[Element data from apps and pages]

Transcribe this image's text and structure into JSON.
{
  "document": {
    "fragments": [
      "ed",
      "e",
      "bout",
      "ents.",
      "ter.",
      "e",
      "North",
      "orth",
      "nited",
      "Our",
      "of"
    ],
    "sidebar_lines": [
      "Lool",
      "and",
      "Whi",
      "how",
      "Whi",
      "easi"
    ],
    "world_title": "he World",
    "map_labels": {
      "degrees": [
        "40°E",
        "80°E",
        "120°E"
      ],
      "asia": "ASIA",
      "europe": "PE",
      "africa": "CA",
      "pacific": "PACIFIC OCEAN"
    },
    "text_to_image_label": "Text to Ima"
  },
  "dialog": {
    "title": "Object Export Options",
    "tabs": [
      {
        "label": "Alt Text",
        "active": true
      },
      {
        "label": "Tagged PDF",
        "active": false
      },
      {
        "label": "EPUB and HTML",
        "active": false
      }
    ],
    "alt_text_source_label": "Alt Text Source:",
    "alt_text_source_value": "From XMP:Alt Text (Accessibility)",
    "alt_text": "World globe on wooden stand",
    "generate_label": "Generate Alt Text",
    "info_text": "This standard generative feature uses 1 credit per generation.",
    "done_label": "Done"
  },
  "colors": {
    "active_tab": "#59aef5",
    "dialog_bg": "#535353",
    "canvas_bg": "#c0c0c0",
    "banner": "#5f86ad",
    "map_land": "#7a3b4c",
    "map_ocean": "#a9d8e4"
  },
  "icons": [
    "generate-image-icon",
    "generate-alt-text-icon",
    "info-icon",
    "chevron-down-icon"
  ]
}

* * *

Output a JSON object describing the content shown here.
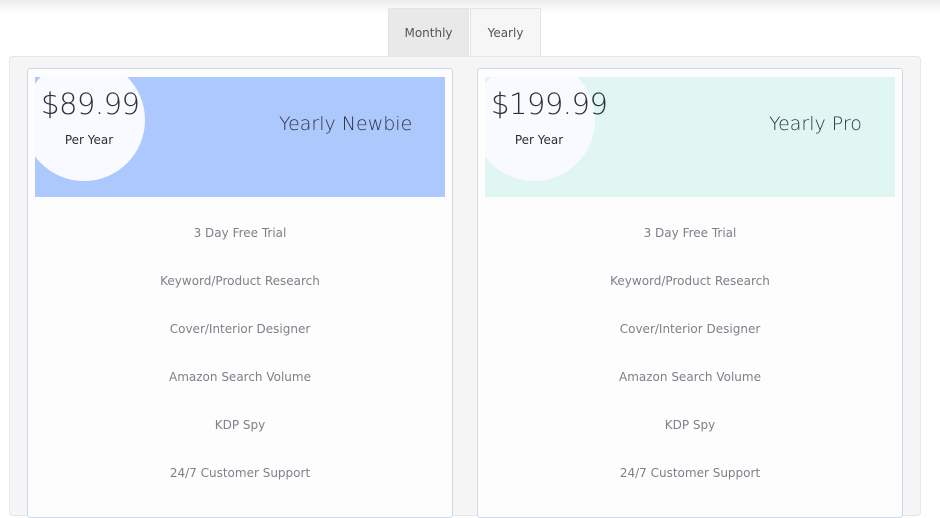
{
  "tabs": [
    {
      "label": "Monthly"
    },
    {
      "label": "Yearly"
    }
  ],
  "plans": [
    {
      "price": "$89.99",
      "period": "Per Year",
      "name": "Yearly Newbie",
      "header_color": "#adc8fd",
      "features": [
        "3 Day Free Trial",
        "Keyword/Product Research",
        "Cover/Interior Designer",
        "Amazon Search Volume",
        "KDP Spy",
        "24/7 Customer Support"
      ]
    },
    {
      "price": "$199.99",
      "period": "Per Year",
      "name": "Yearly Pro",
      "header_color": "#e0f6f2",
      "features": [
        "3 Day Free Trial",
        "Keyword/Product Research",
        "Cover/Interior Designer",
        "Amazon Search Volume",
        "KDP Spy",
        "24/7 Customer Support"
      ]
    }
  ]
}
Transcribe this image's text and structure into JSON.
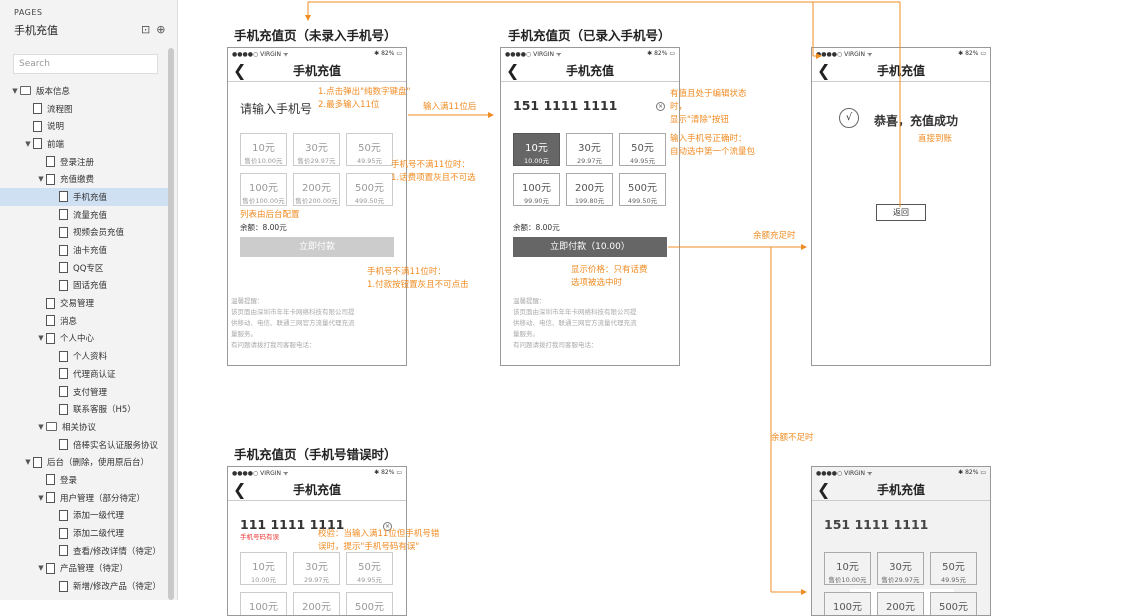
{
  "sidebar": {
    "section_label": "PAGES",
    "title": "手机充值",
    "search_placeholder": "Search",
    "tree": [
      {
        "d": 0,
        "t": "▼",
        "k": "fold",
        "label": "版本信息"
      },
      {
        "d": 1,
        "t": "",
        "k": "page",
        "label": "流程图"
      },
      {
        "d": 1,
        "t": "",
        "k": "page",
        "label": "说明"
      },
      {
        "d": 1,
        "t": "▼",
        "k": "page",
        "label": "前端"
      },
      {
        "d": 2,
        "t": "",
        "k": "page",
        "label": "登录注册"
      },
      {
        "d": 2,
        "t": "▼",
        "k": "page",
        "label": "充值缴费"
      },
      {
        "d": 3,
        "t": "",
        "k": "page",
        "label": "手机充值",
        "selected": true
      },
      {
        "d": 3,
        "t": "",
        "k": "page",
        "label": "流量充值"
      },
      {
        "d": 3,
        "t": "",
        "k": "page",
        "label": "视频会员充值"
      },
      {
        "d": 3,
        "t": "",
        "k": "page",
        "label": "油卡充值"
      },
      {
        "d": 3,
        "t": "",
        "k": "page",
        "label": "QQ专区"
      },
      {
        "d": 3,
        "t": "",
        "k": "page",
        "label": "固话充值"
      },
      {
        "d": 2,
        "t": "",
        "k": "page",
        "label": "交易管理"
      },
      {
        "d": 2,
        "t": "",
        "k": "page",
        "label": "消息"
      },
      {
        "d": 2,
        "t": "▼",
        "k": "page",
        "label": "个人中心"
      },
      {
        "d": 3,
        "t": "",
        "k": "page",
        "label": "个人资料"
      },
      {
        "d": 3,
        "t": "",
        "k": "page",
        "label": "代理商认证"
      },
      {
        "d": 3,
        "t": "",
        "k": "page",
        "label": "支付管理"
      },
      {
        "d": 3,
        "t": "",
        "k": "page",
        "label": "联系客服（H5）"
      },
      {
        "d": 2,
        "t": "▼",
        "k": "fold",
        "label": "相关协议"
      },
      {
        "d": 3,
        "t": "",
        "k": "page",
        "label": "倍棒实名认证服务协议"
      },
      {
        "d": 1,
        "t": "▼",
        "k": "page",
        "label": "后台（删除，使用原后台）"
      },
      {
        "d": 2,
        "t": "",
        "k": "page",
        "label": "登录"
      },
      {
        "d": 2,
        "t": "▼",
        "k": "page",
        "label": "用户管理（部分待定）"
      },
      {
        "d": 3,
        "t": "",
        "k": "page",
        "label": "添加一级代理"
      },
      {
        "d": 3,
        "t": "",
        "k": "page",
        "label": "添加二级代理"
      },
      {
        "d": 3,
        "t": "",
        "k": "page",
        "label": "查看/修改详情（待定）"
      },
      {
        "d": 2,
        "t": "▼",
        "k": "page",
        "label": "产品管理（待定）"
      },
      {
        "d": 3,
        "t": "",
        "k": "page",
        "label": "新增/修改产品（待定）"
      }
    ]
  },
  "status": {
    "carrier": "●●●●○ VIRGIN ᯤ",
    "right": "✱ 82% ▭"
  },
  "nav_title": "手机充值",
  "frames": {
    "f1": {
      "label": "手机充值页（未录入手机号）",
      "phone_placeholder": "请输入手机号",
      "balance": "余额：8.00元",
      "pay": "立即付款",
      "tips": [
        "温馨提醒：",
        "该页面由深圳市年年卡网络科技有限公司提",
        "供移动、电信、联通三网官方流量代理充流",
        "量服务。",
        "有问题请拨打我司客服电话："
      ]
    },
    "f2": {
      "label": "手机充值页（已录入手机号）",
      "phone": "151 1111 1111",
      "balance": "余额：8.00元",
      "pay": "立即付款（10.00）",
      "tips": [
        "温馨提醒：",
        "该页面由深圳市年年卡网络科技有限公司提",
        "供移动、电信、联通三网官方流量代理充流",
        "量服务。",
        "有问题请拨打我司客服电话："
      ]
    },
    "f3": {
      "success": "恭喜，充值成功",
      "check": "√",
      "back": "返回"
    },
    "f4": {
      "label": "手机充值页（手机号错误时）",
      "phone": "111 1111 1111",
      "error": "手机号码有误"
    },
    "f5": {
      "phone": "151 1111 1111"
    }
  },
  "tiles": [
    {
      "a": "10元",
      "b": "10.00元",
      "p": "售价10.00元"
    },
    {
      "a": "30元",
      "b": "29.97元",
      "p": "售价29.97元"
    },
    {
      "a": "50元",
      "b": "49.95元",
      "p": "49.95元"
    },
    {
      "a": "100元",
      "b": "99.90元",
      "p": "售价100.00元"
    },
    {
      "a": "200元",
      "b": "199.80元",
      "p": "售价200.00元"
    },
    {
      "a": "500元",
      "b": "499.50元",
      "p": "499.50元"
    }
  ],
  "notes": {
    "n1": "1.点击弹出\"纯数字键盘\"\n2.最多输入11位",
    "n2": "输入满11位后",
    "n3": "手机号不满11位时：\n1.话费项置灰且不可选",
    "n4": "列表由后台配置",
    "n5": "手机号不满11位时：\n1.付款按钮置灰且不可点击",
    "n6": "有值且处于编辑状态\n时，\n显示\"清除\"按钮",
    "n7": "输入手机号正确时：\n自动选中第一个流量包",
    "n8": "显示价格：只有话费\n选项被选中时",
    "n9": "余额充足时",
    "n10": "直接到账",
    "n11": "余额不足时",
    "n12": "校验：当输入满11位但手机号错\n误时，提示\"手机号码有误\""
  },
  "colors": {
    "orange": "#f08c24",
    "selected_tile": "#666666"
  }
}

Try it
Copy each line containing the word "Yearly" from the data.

Answer space
      "label": "Yearly"
      "name": "Yearly Newbie",
      "name": "Yearly Pro",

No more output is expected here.